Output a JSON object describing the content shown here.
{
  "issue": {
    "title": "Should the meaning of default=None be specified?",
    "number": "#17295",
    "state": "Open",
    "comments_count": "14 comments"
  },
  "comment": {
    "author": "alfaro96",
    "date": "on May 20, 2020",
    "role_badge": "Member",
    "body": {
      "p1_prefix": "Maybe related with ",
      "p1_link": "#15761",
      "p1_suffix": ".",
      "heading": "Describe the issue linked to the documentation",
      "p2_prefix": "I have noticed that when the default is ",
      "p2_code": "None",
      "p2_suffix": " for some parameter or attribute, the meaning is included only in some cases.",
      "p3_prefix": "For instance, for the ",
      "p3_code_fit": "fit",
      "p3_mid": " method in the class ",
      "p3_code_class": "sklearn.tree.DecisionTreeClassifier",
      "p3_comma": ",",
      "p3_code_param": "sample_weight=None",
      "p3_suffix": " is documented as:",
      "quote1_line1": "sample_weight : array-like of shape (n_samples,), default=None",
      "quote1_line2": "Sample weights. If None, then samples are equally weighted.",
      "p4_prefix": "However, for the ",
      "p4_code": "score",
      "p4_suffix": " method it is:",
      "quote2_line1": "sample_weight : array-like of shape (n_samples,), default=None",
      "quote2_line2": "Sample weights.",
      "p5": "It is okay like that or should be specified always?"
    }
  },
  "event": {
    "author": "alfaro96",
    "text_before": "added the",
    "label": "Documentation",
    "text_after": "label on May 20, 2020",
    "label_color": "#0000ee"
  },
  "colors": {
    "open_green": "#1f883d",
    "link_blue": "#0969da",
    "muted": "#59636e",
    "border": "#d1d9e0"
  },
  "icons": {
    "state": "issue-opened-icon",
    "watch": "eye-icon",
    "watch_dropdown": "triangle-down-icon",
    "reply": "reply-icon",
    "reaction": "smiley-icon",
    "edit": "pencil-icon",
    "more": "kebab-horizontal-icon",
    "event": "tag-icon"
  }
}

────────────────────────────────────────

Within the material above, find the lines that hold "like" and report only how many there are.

3